To us (although probably ONLY to us) it seemed like having nine John Lennons and Nine Paul McCartneys. The specialness of “a pop group” had gone. Consequently, on the day the story of the shows hit the press (and it was front page stuff), we began to lose the race for “Christmas Number One” with “Wombling Merry Christmas”. Our daily sales figures halved, and the record which was heading steadily for number two “Lonely This Christmas” by the group Mud – overtook us and snatched the number one spot. That was when I lost interest in being a Womble for any more of my life. I was A CHARACTER in a band called The Wombles. I was “their” lead singer! Would I ever escape that? Probably not.

So I stopped doing it. And the Wombles disappeared from TV screens and the spin-off merchandising activity ground to a halt.

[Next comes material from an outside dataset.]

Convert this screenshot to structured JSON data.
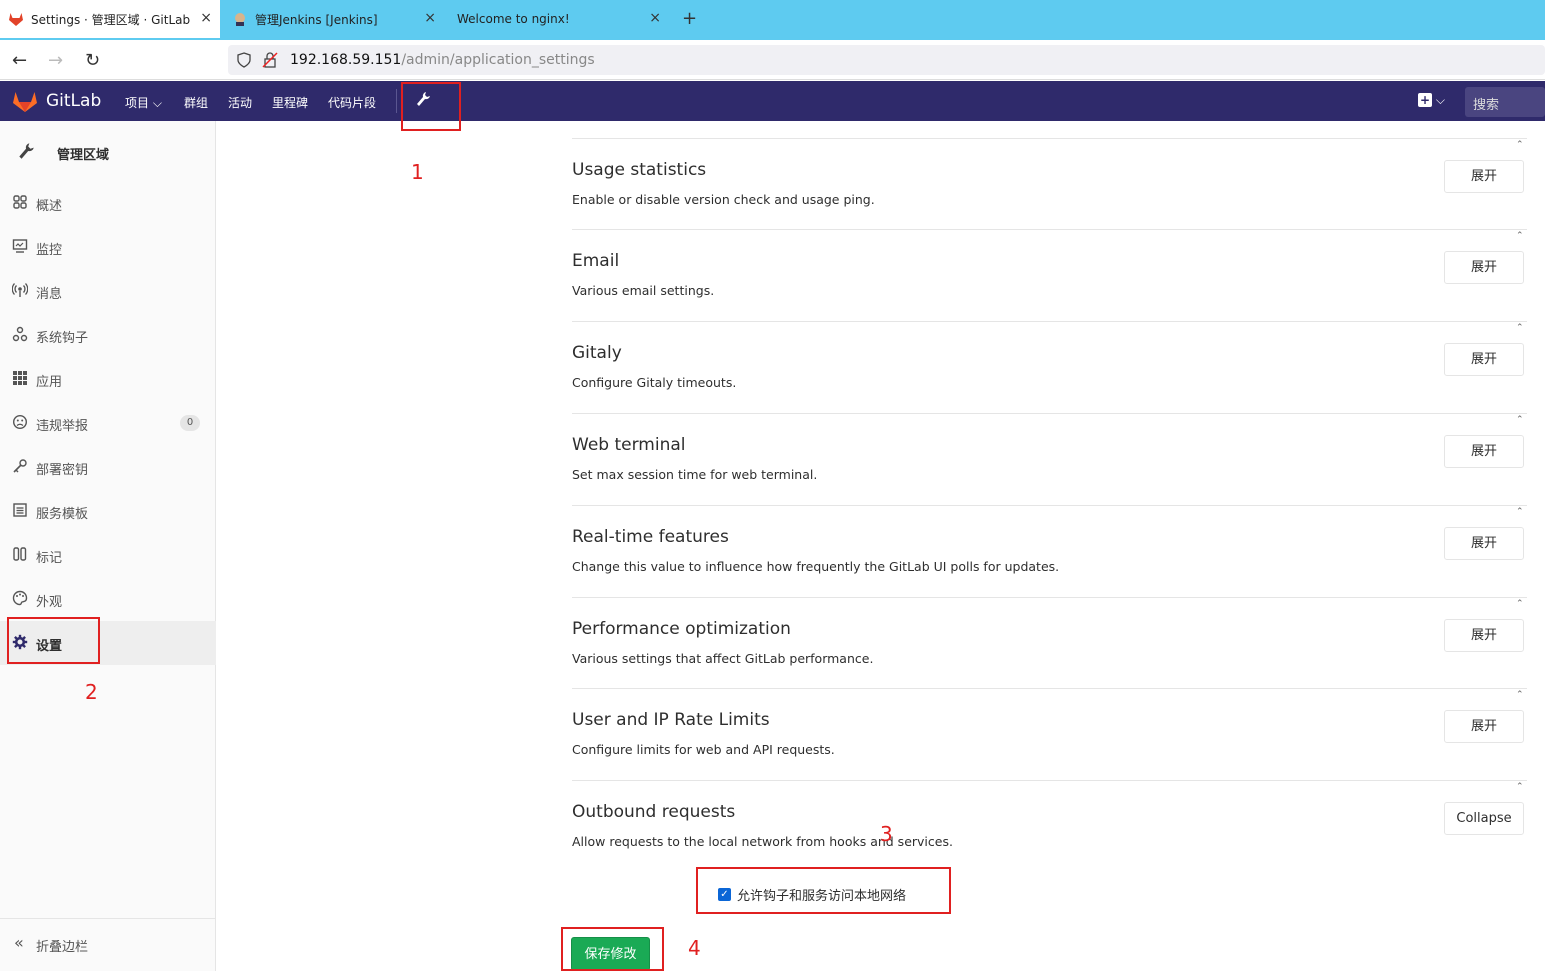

Through all of these ups and downs, Elisabeth and I had nothing but good conversations. She moved to Alderney, and when the children were grown up, she was divorced from her rather domineering husband, Max, and lived on the island until the end of her life. She always called me “Dear Heart” in the way characters in an Agatha Christie novel might. But I am absolutely sure it was nothing special; I’m sure everyone was “Dear Heart” to Liza, - rather like some people call everyone “Darling”. But she herself was a darling. She would write to me occasionally. She lost a lot of money – as did her husband – in the “Lloyds Name” scenario, and lived for many years in relative poverty.

I visited her once on Alderney, with her son, Marcus – who had been about thirteen when the Wombles had happened, in the seventies. He was by then grown up and had his wife and his own young son, Charlie, with him. Charlie’s Grandmother, Liza, was her usual charming, maternal self and we had a very pleasant couple of days thinking about the impending remake of some Wombles material, this time by ITV.

Recently, I’ve been talking to the even more grown up Marcus and Kate – the two children who had been walking on the Common with Liza on that fateful day, - the day that changed their lives, their mother’s life, and mine. We’ve been talking about the possibility of a Wombles revival. None of us was particularly enamoured by the quality of a remake by a Canadian company about twenty years ago, and we have been talking about making something special. Something Liza would be proud of. Liza has been ill for some time, but aware of our discussions. I know Marcus would particularly have liked his Mum to have seen the new, high quality incarnation of the Wombles, and to have shared in the fun.

Alas, that is not, now, to be. But I do think Marcus and Kate will have kept Elisabeth up to date with our progress, and now, all the more, I feel a duty to help to bring about a new awakening for the Wombles – in memory of the very special woman who created them.


  1. I am sure Liza would have liked what you wrote about her. Thank you.

  2. Lovely. I've still got my original Wombles book, where I've always thought they look a bit like kiwifruit with claws on the cover. These days I read it to my kids. And thanks for the Womble records, which I can still just about recite word-for-word even now!

  3. Thank you for your musical talent. My name still evokes memory from people almost every day as I deal with the public.
    Mike Batt (really!)